View a selection of implementation strategies from educators who are successfully using ALEKS to achieve dramatic learning outcomes.
Aquin Jr./Sr. High School, Aquin Catholic Schools
Grade(s): 6 - 12
ALEKS Portion of Curriculum: 33%
Time Spent in ALEKS: 6 hours per week; 54 hours per term
ALEKS Course: Middle School Math Course 2, Pre-Algebra, High School Preparation for Algebra 1, Algebra 1, High School Geometry, PreCalculus
Rich Chang, Teacher
After conducting an anonymous survey of the students and their parents, 95 percent rated their experience with ALEKS as "highly satisfied" or better. With over 40 students using the ALEKS system as their core math class, we have seen our outstanding students excel and regain their enthusiasm for math and the students that have traditionally found math more challenging have thrived. It has been amazing to see a class full of students come to class, sit down, and immediately get to work without any hesitation or prodding from the teacher. The students are engaged and are willing to spend more time doing math work than if they were in a traditional classroom.
What challenges did the class or school face in math prior to using ALEKS?

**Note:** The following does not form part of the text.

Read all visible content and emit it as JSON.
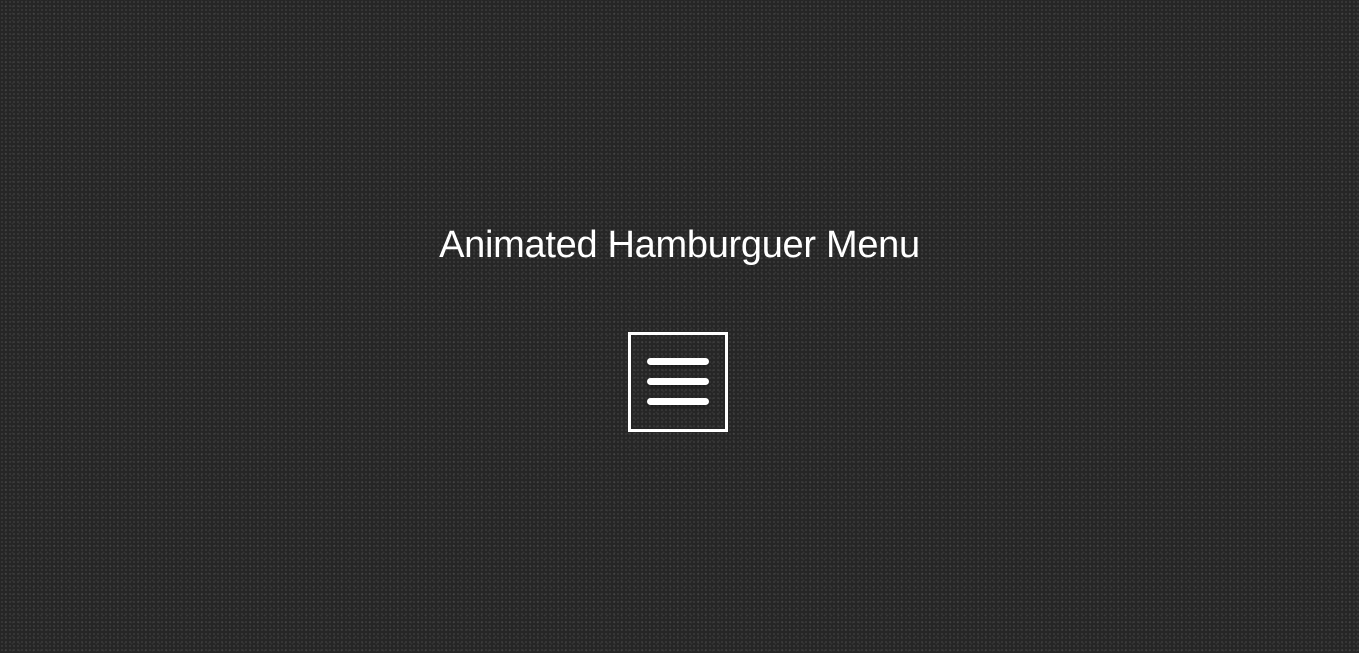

We faced the traditional challenge of pace. Being a small school, we could not have multiple offerings of a math course that is paced to fit a like group of students. Therefore, we risked boring our talented students and leaving our challenged students behind.

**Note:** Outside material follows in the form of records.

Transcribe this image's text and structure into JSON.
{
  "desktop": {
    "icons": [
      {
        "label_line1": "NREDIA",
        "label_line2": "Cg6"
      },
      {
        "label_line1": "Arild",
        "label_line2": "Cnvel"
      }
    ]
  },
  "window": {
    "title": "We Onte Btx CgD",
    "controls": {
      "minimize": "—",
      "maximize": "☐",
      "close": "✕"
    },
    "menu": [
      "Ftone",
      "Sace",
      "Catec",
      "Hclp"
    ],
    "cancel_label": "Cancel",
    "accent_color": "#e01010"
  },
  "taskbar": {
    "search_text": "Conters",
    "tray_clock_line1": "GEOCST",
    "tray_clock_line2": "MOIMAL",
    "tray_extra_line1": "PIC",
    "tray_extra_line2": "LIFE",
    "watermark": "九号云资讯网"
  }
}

How many days per week is class time dedicated to ALEKS?
5 days per week.
What is the average length of a class period when ALEKS is used?
How do you implement ALEKS?
We took our very talented students and our challenged students and recommended to their parents/guardians that they be placed in the ALEKS system. We started off by offering ALEKS over the summer, not for a grade, but to get the students and teachers used to the system, and to better prepare the students for the school year. Once the school year began, each student took a comprehensive assessment in their course and started their course from where ALEKS placed them.
Do you cover ALEKS concepts in a particular order?
No. The students are able to move around their pies.
How do you structure your class period with ALEKS?
Students use ALEKS 100 percent of the time. They take a progress assessment on Monday, then enter the Learning Mode for the remainder of the week.
How did you modify your regular teaching approach as a result of ALEKS?
The teacher has become a "helper" rather than a lecturer.
How often are students required or encouraged to work on ALEKS at home?
They are required to get three and a half hours in the classroom and average 30 minutes per night for six hours a week.
How do you cultivate parental involvement and support for ALEKS?
We have an informational session at the beginning of summer to describe the ALEKS system, our approach, and how parents can/should work with their children and monitor progress. We then have discussions with each parent and student at the end of the first semester.
Is ALEKS assigned to your students as all or part of their homework responsibilities? If so, what part of the total homework load is it?
ALEKS is their complete math homework.
How do you incorporate ALEKS into your grading system?
Students receive three weekly grades and one final grade. The breakdown is as follows: hours per week equals 25 percent; topics mastered per hour equals 25 percent; relative progress (a ratio of how many concepts a student learns in a week to how many they have outstanding) equals 40 percent; and a final exam (comprehensive assessment) equals 10 percent.
Do you require students to make regular amounts of progress in ALEKS?
Yes, students are measured on their weekly, relative progress. After their Monday progress assessment, we take their remaining concepts and students that learn 10 percent of their remaining concepts that week receive a 100 percent.
Since using ALEKS, please describe the learning outcomes or progress you have seen.
For the first time, the students feel completely in control of their progress and fully aware of where they are and what they need to do. I have noticed that, without exception, this control gives the students a higher stake in their own learning.
Are there any best practices you would like to share with other teachers implementing ALEKS?
When determining how to grade, make sure you use a "balanced scorecard" approach. Each measure you come up with must have a counter measure so the students don't learn how to "game" the system. For example, we measure hours/week, but if we did not also measure topics mastered/hour, students could simply log into the system and stare at their computer.